>>>>>
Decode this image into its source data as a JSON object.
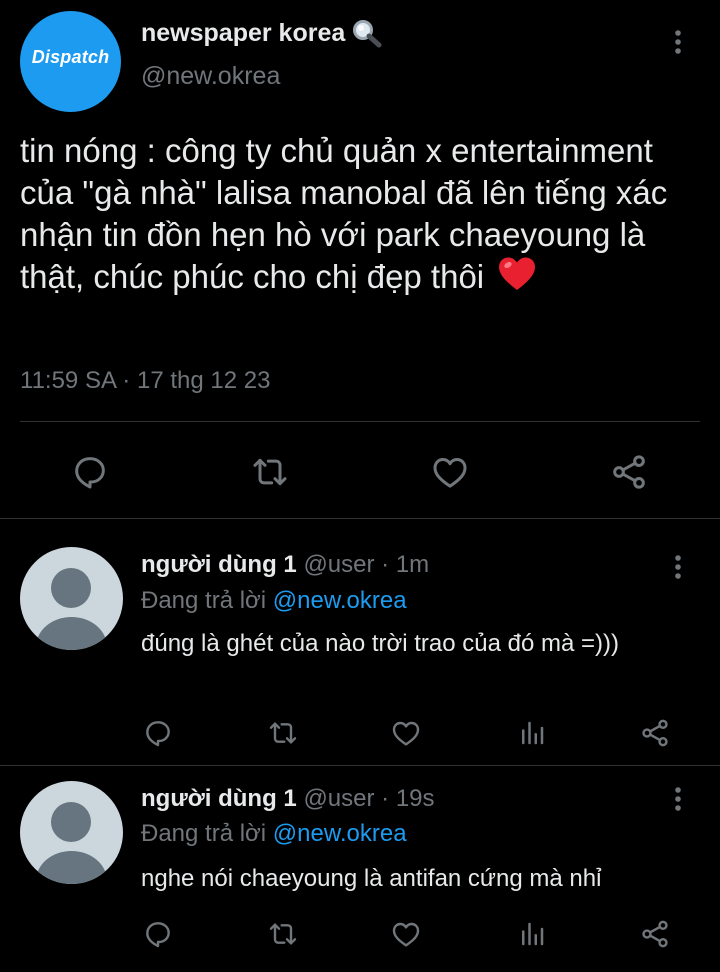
{
  "main_tweet": {
    "avatar_brand": "Dispatch",
    "display_name": "newspaper korea",
    "name_emoji": "magnifying-glass-emoji",
    "handle": "@new.okrea",
    "text": "tin nóng : công ty chủ quản x entertainment của \"gà nhà\" lalisa manobal đã lên tiếng xác nhận tin đồn hẹn hò với park chaeyoung là thật, chúc phúc cho chị đẹp thôi",
    "text_emoji": "red-heart-emoji",
    "timestamp": "11:59 SA · 17 thg 12 23",
    "actions": [
      "reply-icon",
      "retweet-icon",
      "like-icon",
      "share-icon"
    ]
  },
  "replies": [
    {
      "display_name": "người dùng 1",
      "handle": "@user",
      "time": "· 1m",
      "replying_prefix": "Đang trả lời",
      "replying_to": "@new.okrea",
      "text": "đúng là ghét của nào trời trao của đó mà =)))"
    },
    {
      "display_name": "người dùng 1",
      "handle": "@user",
      "time": "· 19s",
      "replying_prefix": "Đang trả lời",
      "replying_to": "@new.okrea",
      "text": "nghe nói chaeyoung là antifan cứng mà nhỉ"
    }
  ],
  "colors": {
    "background": "#000000",
    "text": "#e7e9ea",
    "muted": "#71767b",
    "link": "#1d9bf0",
    "divider": "#2f3336",
    "avatar_blue": "#1d9bf0"
  }
}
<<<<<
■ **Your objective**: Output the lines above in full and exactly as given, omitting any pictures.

■ **The answer**:
Decode this image into its source data as a JSON object.
{
  "main_tweet": {
    "avatar_brand": "Dispatch",
    "display_name": "newspaper korea",
    "name_emoji": "magnifying-glass-emoji",
    "handle": "@new.okrea",
    "text": "tin nóng : công ty chủ quản x entertainment của \"gà nhà\" lalisa manobal đã lên tiếng xác nhận tin đồn hẹn hò với park chaeyoung là thật, chúc phúc cho chị đẹp thôi",
    "text_emoji": "red-heart-emoji",
    "timestamp": "11:59 SA · 17 thg 12 23",
    "actions": [
      "reply-icon",
      "retweet-icon",
      "like-icon",
      "share-icon"
    ]
  },
  "replies": [
    {
      "display_name": "người dùng 1",
      "handle": "@user",
      "time": "· 1m",
      "replying_prefix": "Đang trả lời",
      "replying_to": "@new.okrea",
      "text": "đúng là ghét của nào trời trao của đó mà =)))"
    },
    {
      "display_name": "người dùng 1",
      "handle": "@user",
      "time": "· 19s",
      "replying_prefix": "Đang trả lời",
      "replying_to": "@new.okrea",
      "text": "nghe nói chaeyoung là antifan cứng mà nhỉ"
    }
  ],
  "colors": {
    "background": "#000000",
    "text": "#e7e9ea",
    "muted": "#71767b",
    "link": "#1d9bf0",
    "divider": "#2f3336",
    "avatar_blue": "#1d9bf0"
  }
}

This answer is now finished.